For dessert the bubble pudding is the one you're going to see everyone posting about. It's cooked on the grill in a cast iron pan, drowned in salted caramel sauce (which is still bubbling when it comes to the table) and finished off with a scoop of banana ice-cream. It's very good, but very large, so one to share is plenty. The other dessert on the menu right now is a strawberry and elderflower (picked by owner Paul's Mum) pudding, and while it's equally huge (and delicious), it feels slightly lighter on the stomach.
What about the drinks?
They've created a very smart, concise drinks list, with wine on tap and in bottle, cocktails, four beers and a cider. Everything's been carefully chosen to work with the food, and there are some serious wines on there, like Tenerife producer Envinate's garnacha, which we imagine would be a stellar pairing for loads of the dishes. We weren't expecting to drink white wine with barbecue but the surprise hit was a South African roussane/chenin blanc blend called Adi's House, which had the complexity, texture and acid to pair beautifully with dishes like the gambas and the pork. There are 8 wines by the glass and 18 by bottle, and we would love to see carafes introduced like in sister restaurant Featherblade.
And the service?
Great. Even though they've just opened it feels like a family operation, with everyone getting stuck in. Staff were warm and chatty and if they can keep up that level of hospitality under pressure and with a queue outside we don't think they'll have many unsatisfied customers.

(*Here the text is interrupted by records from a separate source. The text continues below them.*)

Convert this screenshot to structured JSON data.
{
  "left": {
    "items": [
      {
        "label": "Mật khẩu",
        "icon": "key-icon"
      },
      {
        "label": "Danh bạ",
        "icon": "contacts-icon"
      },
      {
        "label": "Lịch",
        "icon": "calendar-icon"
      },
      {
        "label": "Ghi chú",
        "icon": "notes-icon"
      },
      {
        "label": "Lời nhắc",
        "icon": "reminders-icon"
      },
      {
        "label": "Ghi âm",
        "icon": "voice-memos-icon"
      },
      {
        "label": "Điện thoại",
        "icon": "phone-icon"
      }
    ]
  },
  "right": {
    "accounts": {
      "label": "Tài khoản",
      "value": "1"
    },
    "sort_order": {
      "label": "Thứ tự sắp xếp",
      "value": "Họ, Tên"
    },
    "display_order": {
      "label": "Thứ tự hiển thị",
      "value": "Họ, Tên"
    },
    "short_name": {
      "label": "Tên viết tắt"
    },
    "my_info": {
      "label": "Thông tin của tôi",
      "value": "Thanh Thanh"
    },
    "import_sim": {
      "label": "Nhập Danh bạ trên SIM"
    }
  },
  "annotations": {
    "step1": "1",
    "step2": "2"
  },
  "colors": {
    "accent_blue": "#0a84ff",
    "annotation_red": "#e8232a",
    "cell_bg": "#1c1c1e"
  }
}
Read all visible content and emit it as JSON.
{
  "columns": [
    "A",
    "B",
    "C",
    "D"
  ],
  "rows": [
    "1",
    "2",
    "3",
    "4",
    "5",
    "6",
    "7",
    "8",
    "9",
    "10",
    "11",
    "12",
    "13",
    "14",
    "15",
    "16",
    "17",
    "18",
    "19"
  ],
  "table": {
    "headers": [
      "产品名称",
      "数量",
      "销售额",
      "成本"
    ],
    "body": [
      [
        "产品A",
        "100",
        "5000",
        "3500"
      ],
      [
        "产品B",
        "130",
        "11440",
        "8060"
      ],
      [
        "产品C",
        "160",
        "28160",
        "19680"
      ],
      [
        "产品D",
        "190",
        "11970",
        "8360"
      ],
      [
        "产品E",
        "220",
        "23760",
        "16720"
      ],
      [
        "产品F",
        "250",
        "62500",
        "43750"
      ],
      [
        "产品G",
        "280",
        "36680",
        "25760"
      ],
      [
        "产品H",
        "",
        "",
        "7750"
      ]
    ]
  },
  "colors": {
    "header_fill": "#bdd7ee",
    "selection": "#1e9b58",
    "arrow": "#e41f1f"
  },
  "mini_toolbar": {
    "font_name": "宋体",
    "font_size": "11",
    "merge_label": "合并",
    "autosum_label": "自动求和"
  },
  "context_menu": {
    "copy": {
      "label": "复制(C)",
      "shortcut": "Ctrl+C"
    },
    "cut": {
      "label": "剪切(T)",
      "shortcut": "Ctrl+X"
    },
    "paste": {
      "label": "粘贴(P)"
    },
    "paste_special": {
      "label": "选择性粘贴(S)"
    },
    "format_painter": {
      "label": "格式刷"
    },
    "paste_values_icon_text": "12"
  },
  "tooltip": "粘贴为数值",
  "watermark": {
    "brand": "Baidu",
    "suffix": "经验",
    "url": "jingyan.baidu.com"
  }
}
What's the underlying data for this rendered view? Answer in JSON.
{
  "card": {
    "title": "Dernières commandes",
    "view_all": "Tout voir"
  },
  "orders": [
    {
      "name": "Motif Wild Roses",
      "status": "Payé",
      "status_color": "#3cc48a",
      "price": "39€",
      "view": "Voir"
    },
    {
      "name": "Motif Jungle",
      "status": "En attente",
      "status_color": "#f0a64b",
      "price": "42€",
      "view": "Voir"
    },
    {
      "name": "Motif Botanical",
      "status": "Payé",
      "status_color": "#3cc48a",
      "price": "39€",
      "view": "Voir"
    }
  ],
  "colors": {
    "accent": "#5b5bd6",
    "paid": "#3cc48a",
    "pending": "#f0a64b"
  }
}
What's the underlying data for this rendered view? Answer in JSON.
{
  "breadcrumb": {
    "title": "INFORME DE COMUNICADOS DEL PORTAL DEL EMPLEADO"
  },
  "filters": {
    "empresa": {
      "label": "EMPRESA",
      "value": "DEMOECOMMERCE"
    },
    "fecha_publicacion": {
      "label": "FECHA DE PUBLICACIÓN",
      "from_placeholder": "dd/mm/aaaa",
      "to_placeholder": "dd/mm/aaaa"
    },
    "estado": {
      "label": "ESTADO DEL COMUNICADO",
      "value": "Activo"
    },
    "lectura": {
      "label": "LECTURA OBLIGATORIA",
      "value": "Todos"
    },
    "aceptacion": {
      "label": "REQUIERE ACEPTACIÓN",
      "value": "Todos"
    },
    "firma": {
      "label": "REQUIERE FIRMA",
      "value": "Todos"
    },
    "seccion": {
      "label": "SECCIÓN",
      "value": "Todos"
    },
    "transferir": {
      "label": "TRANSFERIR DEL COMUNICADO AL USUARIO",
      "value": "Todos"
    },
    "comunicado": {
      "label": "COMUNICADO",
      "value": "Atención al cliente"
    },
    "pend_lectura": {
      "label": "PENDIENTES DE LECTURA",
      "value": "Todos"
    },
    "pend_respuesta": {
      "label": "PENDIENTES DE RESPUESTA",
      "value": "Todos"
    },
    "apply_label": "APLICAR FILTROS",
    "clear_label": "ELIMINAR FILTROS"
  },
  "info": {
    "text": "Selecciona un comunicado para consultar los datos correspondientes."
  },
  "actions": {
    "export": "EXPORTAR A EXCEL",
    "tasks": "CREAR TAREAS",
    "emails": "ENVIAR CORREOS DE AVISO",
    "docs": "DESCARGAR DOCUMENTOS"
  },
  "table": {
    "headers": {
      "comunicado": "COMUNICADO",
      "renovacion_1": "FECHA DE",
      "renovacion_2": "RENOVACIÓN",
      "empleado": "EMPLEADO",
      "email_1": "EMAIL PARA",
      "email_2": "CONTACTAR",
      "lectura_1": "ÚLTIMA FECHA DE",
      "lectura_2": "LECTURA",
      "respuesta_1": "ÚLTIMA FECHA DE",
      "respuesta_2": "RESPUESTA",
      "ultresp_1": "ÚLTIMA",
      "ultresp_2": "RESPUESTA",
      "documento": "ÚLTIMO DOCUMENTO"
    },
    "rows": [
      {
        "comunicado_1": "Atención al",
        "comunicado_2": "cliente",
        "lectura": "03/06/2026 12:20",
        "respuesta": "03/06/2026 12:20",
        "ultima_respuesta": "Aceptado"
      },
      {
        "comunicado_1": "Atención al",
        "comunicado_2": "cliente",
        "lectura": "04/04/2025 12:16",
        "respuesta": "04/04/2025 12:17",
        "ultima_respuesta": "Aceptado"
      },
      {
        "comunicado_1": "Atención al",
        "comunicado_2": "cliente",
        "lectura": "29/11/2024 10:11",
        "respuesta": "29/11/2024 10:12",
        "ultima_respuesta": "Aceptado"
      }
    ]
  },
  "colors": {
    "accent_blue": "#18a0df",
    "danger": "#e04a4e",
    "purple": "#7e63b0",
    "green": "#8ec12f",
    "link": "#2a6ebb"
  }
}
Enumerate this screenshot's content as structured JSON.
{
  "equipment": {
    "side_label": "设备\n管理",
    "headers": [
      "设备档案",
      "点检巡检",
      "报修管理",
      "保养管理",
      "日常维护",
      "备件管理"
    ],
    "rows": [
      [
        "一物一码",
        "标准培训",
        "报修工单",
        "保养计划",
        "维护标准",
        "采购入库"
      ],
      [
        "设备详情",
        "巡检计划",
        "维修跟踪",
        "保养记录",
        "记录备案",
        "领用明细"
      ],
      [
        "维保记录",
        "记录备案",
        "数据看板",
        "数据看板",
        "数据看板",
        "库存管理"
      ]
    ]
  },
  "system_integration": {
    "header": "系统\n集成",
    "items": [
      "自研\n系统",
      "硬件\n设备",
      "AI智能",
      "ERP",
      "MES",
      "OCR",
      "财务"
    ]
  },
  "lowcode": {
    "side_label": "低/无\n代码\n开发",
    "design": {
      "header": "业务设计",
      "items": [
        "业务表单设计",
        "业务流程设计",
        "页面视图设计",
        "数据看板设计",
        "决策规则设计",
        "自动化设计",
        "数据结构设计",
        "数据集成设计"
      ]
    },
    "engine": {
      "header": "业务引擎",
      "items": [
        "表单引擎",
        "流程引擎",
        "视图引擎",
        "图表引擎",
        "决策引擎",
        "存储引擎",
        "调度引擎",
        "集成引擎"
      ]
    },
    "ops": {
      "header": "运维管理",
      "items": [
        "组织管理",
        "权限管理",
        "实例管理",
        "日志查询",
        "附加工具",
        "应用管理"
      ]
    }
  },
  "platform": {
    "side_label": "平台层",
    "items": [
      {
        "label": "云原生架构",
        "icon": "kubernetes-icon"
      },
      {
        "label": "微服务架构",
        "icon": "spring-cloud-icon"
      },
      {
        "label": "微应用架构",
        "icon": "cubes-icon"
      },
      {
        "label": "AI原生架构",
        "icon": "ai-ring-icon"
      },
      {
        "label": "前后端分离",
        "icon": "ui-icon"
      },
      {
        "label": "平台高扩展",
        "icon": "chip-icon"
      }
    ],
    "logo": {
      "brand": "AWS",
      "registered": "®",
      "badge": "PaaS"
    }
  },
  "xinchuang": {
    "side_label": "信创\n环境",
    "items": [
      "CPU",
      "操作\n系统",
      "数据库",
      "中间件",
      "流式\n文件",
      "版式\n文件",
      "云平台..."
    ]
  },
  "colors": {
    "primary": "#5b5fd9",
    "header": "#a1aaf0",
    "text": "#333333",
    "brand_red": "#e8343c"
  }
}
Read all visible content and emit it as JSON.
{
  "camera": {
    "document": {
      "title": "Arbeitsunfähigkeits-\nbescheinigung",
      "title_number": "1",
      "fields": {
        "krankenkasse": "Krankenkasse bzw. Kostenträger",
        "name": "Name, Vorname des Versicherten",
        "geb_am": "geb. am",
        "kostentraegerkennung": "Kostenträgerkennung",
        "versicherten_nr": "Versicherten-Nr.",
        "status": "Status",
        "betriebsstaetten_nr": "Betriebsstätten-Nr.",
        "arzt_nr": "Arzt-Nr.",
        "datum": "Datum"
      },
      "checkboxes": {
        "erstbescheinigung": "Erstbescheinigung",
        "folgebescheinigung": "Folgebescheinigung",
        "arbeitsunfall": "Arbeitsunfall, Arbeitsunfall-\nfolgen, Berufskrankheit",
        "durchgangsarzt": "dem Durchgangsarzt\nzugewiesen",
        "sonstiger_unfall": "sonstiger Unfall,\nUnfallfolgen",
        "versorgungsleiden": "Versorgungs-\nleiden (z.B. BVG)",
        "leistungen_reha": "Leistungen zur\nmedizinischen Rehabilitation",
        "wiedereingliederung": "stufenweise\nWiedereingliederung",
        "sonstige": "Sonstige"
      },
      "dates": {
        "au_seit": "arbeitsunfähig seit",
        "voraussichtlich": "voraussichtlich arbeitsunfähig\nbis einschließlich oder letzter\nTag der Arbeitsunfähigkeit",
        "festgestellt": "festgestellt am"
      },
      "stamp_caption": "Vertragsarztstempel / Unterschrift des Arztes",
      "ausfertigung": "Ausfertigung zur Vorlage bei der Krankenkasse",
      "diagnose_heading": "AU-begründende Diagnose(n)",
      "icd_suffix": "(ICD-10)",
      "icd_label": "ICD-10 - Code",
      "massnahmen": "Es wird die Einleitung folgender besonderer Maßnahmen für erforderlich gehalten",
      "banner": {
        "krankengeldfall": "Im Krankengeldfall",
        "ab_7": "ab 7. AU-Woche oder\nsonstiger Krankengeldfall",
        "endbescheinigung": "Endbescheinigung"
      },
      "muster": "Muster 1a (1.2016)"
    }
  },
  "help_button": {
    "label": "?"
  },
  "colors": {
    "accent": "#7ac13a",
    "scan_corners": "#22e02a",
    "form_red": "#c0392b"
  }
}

We love Mister S, and don't think we've been this excited about a new opening since Variety Jones stormed onto the scene last Christmas. In Dublin's rapidly evolving food scene, it feels like a stake in the road, an important chapter in the growth of fast casual restaurants that could hold their own in any major city. Along with places like Lucky Tortoise, Chimac and Pi, Mister S are proving that exciting food of the highest quality can be delivered at every price point and in every setting, and are helping to reconnect all of us with what it means to eat Irish food.
32 Camden Street Lower, Dublin 2 misters.ie